The relevancy of a source is easily determined by identifying whether or not the information it contains can assist you in accomplishing your main objective or solving your proposed problem. Often times in the course of research students will accumulate a massive amount of documents, articles, books, and data-much of which will actually not make it into the research paper (though they do need to be cited if consulted). Knowing what to keep and what to toss is a big part of outlining and organizing your final draft.
In pinpointing statistics that will be beneficial for the formulation of your paper you need to carefully consider how the data you identified will help to support your thesis statement. If your thesis
relates to answering a question related to monetary policy for example, then you need to pay attention to specific figures related to inflation rates for whatever country you are considering investigating. The point being, a strong argument is demonstrated by strong supportive evidences, and weak or thinly connected data is detrimental to this effort.

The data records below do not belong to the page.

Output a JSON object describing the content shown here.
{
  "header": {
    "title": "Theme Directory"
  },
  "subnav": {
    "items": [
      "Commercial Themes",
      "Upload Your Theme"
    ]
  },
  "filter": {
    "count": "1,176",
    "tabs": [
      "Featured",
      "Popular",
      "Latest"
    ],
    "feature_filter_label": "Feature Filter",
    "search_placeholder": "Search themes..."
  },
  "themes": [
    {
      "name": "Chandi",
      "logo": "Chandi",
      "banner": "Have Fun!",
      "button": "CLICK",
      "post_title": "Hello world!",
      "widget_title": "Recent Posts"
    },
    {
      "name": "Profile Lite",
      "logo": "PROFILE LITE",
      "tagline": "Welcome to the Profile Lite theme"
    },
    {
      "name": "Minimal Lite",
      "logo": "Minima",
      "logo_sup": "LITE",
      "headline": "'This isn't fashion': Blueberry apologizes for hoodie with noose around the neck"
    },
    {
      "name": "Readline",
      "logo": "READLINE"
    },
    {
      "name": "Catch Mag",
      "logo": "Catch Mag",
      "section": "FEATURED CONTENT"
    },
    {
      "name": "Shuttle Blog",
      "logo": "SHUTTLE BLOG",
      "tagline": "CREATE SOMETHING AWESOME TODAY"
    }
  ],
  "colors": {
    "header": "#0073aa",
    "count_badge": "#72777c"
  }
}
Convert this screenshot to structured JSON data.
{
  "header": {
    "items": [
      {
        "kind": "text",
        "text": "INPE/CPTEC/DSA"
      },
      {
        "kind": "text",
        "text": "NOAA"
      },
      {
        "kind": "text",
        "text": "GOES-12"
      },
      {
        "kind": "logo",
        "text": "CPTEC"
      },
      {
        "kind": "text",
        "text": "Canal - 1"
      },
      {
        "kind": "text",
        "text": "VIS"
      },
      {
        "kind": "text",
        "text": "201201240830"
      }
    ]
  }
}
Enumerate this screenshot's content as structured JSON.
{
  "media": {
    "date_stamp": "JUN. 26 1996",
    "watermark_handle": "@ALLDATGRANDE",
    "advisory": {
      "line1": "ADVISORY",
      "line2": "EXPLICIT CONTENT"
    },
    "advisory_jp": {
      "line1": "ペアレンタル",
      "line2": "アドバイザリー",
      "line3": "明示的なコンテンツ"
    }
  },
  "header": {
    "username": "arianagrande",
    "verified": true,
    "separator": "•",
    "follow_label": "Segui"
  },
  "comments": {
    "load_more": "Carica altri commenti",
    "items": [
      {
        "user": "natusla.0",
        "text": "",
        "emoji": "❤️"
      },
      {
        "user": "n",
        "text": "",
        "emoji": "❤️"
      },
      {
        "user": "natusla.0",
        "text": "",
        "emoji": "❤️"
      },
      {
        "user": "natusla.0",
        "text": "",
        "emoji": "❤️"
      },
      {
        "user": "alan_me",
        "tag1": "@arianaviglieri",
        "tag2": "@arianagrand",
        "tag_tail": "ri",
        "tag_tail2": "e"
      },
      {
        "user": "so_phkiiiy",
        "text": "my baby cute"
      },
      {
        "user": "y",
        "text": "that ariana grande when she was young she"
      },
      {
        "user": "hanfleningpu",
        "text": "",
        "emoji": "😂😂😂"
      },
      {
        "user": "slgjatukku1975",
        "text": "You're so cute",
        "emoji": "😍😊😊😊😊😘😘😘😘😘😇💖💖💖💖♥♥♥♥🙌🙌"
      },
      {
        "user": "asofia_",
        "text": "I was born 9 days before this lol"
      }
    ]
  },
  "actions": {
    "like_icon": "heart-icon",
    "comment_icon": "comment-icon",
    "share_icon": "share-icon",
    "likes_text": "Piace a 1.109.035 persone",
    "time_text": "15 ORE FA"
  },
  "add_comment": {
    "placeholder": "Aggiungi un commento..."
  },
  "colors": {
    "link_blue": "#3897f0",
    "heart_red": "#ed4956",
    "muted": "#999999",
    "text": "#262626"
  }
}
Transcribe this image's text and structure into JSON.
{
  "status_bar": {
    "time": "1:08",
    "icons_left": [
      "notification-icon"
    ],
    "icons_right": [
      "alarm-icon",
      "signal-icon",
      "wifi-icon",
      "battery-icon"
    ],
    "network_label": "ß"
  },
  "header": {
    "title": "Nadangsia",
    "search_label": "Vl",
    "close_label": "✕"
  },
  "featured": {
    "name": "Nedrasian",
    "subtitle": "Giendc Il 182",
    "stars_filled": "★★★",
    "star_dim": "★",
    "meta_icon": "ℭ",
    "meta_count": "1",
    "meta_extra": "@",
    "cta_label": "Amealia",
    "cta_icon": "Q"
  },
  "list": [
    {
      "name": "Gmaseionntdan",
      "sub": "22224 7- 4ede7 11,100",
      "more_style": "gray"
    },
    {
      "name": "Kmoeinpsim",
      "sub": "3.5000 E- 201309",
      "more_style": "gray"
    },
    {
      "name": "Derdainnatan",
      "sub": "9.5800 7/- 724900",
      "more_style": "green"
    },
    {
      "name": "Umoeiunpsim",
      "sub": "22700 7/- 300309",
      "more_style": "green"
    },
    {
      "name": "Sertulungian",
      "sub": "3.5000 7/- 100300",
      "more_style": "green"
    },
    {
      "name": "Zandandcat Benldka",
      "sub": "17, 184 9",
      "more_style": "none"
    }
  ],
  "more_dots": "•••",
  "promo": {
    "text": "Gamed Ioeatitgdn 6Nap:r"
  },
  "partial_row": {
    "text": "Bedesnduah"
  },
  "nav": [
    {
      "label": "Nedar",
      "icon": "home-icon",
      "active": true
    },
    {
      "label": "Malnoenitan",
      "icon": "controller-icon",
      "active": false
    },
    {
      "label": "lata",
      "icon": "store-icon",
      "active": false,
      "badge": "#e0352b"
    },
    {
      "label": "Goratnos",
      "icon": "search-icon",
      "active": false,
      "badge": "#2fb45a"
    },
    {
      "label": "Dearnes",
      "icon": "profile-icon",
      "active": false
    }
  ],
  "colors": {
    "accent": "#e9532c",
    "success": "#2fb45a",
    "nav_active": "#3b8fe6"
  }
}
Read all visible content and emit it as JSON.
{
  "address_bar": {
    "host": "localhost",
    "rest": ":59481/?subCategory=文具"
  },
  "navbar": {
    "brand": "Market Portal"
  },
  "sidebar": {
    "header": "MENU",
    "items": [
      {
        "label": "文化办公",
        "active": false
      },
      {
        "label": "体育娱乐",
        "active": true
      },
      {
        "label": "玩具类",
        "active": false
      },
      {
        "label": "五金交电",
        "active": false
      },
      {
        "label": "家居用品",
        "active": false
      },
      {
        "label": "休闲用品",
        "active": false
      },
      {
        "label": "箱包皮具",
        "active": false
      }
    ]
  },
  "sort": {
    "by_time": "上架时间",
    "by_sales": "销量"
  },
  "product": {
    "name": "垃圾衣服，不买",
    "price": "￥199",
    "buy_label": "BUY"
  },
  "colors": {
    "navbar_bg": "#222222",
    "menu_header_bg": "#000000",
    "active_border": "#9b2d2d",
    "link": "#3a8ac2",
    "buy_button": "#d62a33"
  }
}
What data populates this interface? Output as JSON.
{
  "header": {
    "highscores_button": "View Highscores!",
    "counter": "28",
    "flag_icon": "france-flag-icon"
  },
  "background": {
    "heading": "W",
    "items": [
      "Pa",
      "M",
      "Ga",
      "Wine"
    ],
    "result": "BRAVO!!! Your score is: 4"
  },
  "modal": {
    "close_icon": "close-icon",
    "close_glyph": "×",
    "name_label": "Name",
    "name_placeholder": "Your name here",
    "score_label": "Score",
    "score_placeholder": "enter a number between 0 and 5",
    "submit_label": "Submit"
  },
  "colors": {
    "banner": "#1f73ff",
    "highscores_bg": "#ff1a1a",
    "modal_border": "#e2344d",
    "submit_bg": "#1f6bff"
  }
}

A relevant source is usually also a reliable source. And reliable sources for obtaining statistics are those organizations that are credible and reputable and can provide references as well as methods and procedures for the information they have obtained. The organizations mentioned previously are just a handful of the many reputable organizations available with financial statistics that may aid you in your research process.
Statistics and research types: what type of research paper are you writing?
The statistics you decide to incorporate into your paper have a lot to do with the type of research you are conducting. If your research is empirical or experimental, this means that you will be conducting hands-on or primary research. Hands-on does not necessarily mean that you have to hand out surveys and questionnaires but it may also be achieved by using data systems or databases for example. With this type of original research students can create their own tables, charts, and graphs based on information pulled from various records.
*For example, programs such as Customized Financial Analysis allow users to compare various companies within the same industry or sector using RMA (Risk Management Association) databases. If conducting research on a particular industry such as pharmaceuticals, information comparing companies can be easily obtained by using this program. In this way students can conduct original research by formulating fresh analysis and creating unique financial reports and observations (that perhaps have not been or are rarely examined in such a way).
If your research is more theoretical or literature-based this means that you will be relying heavily on secondary research or primary research that is not your own. Many people utilize this type of research as well to analyze finance models and to make educated assumptions on the best way to go when making major decisions. Financial theories are interesting to investigate and are fairly new in terms of theory development as compared to other disciplines.
*For example, finance theories can prove effective in many scenarios such as preventing market failure or disruption.
Statistics find their way into theoretical papers as well. Students can easily provide statistical examples to demonstrate how or why a particular theory was proven effective or ineffective for a business, industry, or nation.
Interpretation and incorporation of data, including formulas, statistics, reports, and models are a crucial part of proper argument development and support. The paragraph structure
, likewise, that provides the framework for such data is also a decisive component when arguing a point or proving a hypothesis as supported or unsupported. In all, whether your research is empirical or theoretical, lots of energy and attention spent towards these specified areas shall not be done in vain.